TV's Conflicted Experts
Perhaps Americans can be excused for imagining that "regime change" in Iraq would be a cakewalk. So did Don Rumsfeld, who lashed back at critics accusing him of approving a too-optimistic war plan. Like Rumsfeld, a veritable army of ex-generals playing military analysts on TV seem to have gotten the story wrong, too, and are only now, very belatedly, changing their tune.
One might have expected a pro-military slant in any former general's initial estimation of the US invasion. But some of these ex-generals also have ideological or financial stakes in the war. Many hold paid advisory board and executive positions at defense companies and serve as advisers for groups that promoted an invasion of Iraq. Their offscreen commitments raise questions about whether they are influenced by more than just "a lifetime of experience and objectivity"--in the words of Lieut. Gen. Barry McCaffrey, a military analyst for NBC News--as they explain the risks of this war to the American people.
McCaffrey and his NBC colleague Col. Wayne Downing, who reports nightly from Kuwait, are both on the advisory board of the Committee for the Liberation of Iraq, a Washington-based lobbying group formed last October to bolster public support for a war. Its stated mission is to "engage in educational advocacy efforts to mobilize US and international support for policies aimed at ending the aggression of Saddam Hussein," and among its targets are the US and European media. The group is chaired by Bruce Jackson, former vice president of defense giant Lockheed Martin (manufacturer of the F-117 Nighthawk, the F-16 Fighting Falcon and other aircraft in use in Iraq), and includes such neocon luminaries as former Defense Policy Board chair Richard Perle. Downing has also served as an unpaid lobbyist and adviser to the Iraqi National Congress, an Administration-backed (and bankrolled) opposition group that stands to profit from regime change in Iraq.

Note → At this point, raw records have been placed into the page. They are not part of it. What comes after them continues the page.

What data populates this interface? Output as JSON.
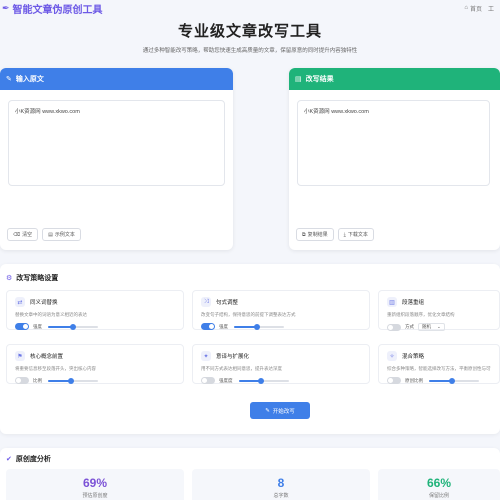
{
  "nav": {
    "brand": "智能文章伪原创工具",
    "links": [
      {
        "label": "首页",
        "icon": "home-icon"
      },
      {
        "label": "工"
      }
    ]
  },
  "hero": {
    "title": "专业级文章改写工具",
    "subtitle": "通过多种智能改写策略，帮助您快速生成高质量的文章，保留原意的同时提升内容独特性"
  },
  "input_panel": {
    "title": "输入原文",
    "content": "小K资源网 www.xkwo.com",
    "buttons": [
      "清空",
      "示例文本"
    ]
  },
  "output_panel": {
    "title": "改写结果",
    "content": "小K资源网 www.xkwo.com",
    "buttons": [
      "复制结果",
      "下载文本"
    ]
  },
  "settings": {
    "title": "改写策略设置",
    "cards": [
      {
        "title": "同义词替换",
        "desc": "替换文章中的词语为意义相近的表达",
        "enabled": true,
        "control_label": "强度",
        "slider": 0.5
      },
      {
        "title": "句式调整",
        "desc": "改变句子结构，保持意思的前提下调整表达方式",
        "enabled": true,
        "control_label": "强度",
        "slider": 0.45
      },
      {
        "title": "段落重组",
        "desc": "重新组织段落顺序，优化文章结构",
        "enabled": false,
        "control_label": "方式",
        "select": "随机"
      },
      {
        "title": "核心概念前置",
        "desc": "将重要信息移至段落开头，突出核心内容",
        "enabled": false,
        "control_label": "比例",
        "slider": 0.45
      },
      {
        "title": "意译与扩展化",
        "desc": "用不同方式表达相同意思，提升表达深度",
        "enabled": false,
        "control_label": "强度度",
        "slider": 0.45
      },
      {
        "title": "混合策略",
        "desc": "综合多种策略，智能选择改写方法，平衡原创性与可读性",
        "enabled": false,
        "control_label": "原创比例",
        "slider": 0.45
      }
    ],
    "start_button": "开始改写"
  },
  "analysis": {
    "title": "原创度分析",
    "stats": [
      {
        "value": "69%",
        "label": "预估原创度",
        "color": "#7b52d6"
      },
      {
        "value": "8",
        "label": "总字数",
        "color": "#3f7fe8"
      },
      {
        "value": "66%",
        "label": "保留比例",
        "color": "#1fb37a"
      }
    ]
  }
}
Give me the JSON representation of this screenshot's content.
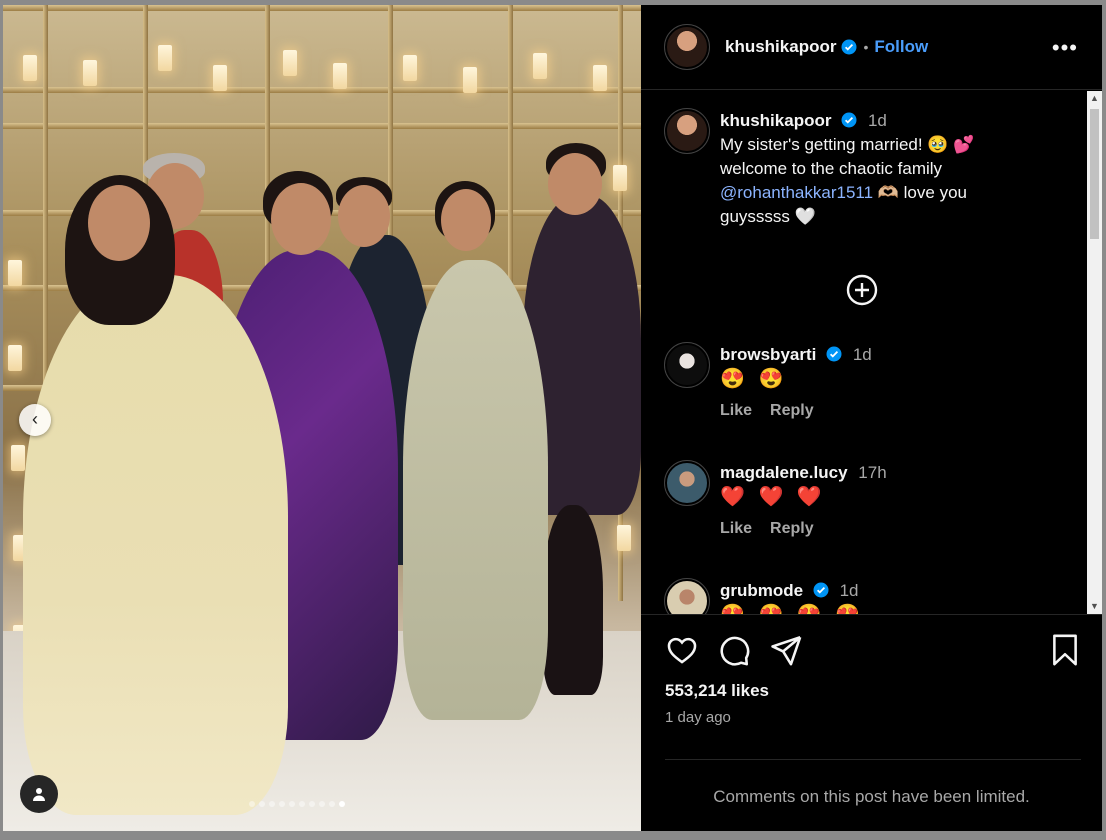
{
  "post": {
    "author": "khushikapoor",
    "separator": "•",
    "follow_label": "Follow",
    "more_label": "•••"
  },
  "caption": {
    "author": "khushikapoor",
    "time": "1d",
    "line1": "My sister's getting married! 🥹 💕",
    "line2": "welcome to the chaotic family",
    "mention": "@rohanthakkar1511",
    "line3": " 🫶🏼 love you",
    "line4": "guysssss 🤍"
  },
  "comments": [
    {
      "user": "browsbyarti",
      "verified": true,
      "time": "1d",
      "text": "😍 😍",
      "like": "Like",
      "reply": "Reply"
    },
    {
      "user": "magdalene.lucy",
      "verified": false,
      "time": "17h",
      "text": "❤️ ❤️ ❤️",
      "like": "Like",
      "reply": "Reply"
    },
    {
      "user": "grubmode",
      "verified": true,
      "time": "1d",
      "text": "😍 😍 😍 😍"
    }
  ],
  "stats": {
    "likes": "553,214 likes",
    "date": "1 day ago"
  },
  "footer": {
    "limited": "Comments on this post have been limited."
  },
  "carousel": {
    "total": 10,
    "active_index": 9
  },
  "icons": [
    "more-icon",
    "verified-icon",
    "plus-circle-icon",
    "heart-icon",
    "comment-icon",
    "share-icon",
    "bookmark-icon",
    "chevron-left-icon",
    "user-tag-icon"
  ],
  "colors": {
    "background": "#000000",
    "accent": "#0095f6",
    "muted": "#a8a8a8"
  }
}
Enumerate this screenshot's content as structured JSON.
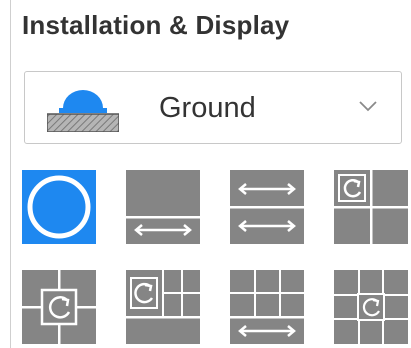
{
  "panel": {
    "title": "Installation & Display"
  },
  "mount_select": {
    "selected_label": "Ground",
    "icon": "ground-mount-icon"
  },
  "colors": {
    "selected_tile": "#1e88f0",
    "tile": "#858585",
    "mount_dome": "#1e88f0"
  },
  "display_modes": [
    {
      "icon": "fisheye-mode-icon",
      "selected": true
    },
    {
      "icon": "panorama-1-icon",
      "selected": false
    },
    {
      "icon": "panorama-2-icon",
      "selected": false
    },
    {
      "icon": "fisheye-plus-3-icon",
      "selected": false
    },
    {
      "icon": "fisheye-plus-4-icon",
      "selected": false
    },
    {
      "icon": "fisheye-plus-6-icon",
      "selected": false
    },
    {
      "icon": "panorama-plus-6-icon",
      "selected": false
    },
    {
      "icon": "fisheye-plus-8-icon",
      "selected": false
    }
  ]
}
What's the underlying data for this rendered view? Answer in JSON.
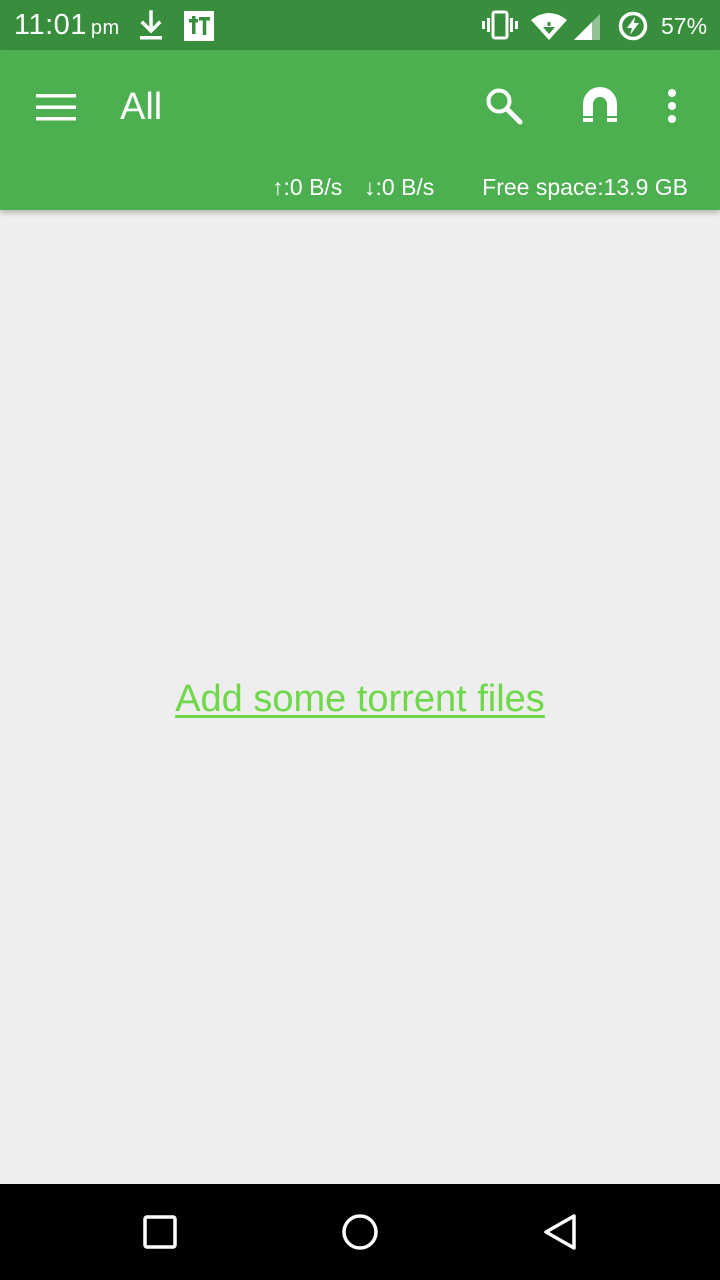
{
  "status_bar": {
    "time": "11:01",
    "ampm": "pm",
    "battery": "57%",
    "icons": [
      "download-icon",
      "tt-app-icon",
      "vibrate-icon",
      "wifi-icon",
      "cell-signal-icon",
      "battery-saver-icon"
    ]
  },
  "app_bar": {
    "title": "All",
    "upload_speed": "↑:0 B/s",
    "download_speed": "↓:0 B/s",
    "free_space": "Free space:13.9 GB",
    "actions": [
      "menu-icon",
      "search-icon",
      "magnet-icon",
      "more-vert-icon"
    ]
  },
  "content": {
    "empty_link": "Add some torrent files"
  },
  "nav_bar": {
    "buttons": [
      "recents-button",
      "home-button",
      "back-button"
    ]
  },
  "colors": {
    "status_bar": "#388e3c",
    "app_bar": "#4caf50",
    "background": "#eeeeee",
    "link": "#6ed84a",
    "nav_bar": "#000000"
  }
}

NBC News has yet to disclose those or other involvements that give McCaffrey a vested interest in Operation Iraqi Freedom. McCaffrey, who commanded an infantry division in the Gulf War, is now on the board of Mitretek, Veritas Capital and two Veritas companies, Raytheon Aerospace and Integrated Defense Technologies--all of which have multimillion-dollar government defense contracts. Despite that, IDT is floundering--its stock price has fallen by half since March 2002--a situation that one stock analyst says war could remedy. Since IDT is a specialist in tank upgrades, the company stands to benefit significantly from a massive ground war. McCaffrey has recently emerged as the most outspoken military critic of Rumsfeld's approach to the war, but his primary complaint is that "armor and artillery don't count" enough. In McCaffrey's recent MSNBC commentary, he exclaimed enthusiastically, "Thank God for the Abrams tank and... the Bradley fighting vehicle," and added for good measure that the "war isn't over until we've got a tank sitting on top of Saddam's bunker." In March alone, IDT received more than $14 million worth of contracts relating to Abrams and Bradley machinery parts and support hardware.
Downing has his own entanglements. The colonel serves on the board of directors at Metal Storm Ltd., a ballistics-technology company that has contracts with US and Australian defense departments. The company's executive director told the New York Times on March 31 that Metal Storm technologies would "provide some significant advantage" in the type of urban warfare being fought in Iraq.
At Fox News, military analysts Lieut. Col. Bill Cowan and Maj. Robert Bevelacqua are CEO and vice president, respectively, of wvc3 Group, a defense consulting firm that helps arms companies sell their wares to the government. It recently inked an exclusive deal with New Zealand's TGR Helicorp and will help the company hawk its military aviation equipment to the United States. The firm trades on its inside contacts with the US military, and a message on its website reads, "We use our credibility to promote your technology" (accompanied by the sound of loud gunfire).
The networks don't seem too concerned about what the analysts do on their own time. "We are employing them for their military expertise, not their political views," Elena Nachmanoff, vice president of talent development at NBC News, told The Nation. She says that NBC's military experts play an influential role behind the scenes, briefing executive producers and holding seminars for staffers that provide "texture for both on-air pieces and background." Defense contracts, she adds, are "not our interest."
"We expect the analysts to keep their other interests out of their commentary, or we stop using them," says Kim Hume, Fox Washington bureau chief, though she concedes that the network has yet to sever its relationship with any analyst for this reason. She says the network is aware of various political and financial ties (Fox's website mentions wvc3 in Cowan's and Bevelacqua's bios) but refused to discuss the issue. Hume says only that Fox military analyst Maj. Gen. Paul Vallely, who represents several information-technology companies, is valuable as a commentator on psychological operations.
Shortly after the Vietnam War, Vallely pioneered a concept he called MindWar, a strategy that uses "electronic media--television and radio" in the "deliberate, aggressive convincing of all participants in a war that we will win that war." With the televised version of Operation Iraqi Freedom, we may be watching his theory at work--and at a tidy profit, too.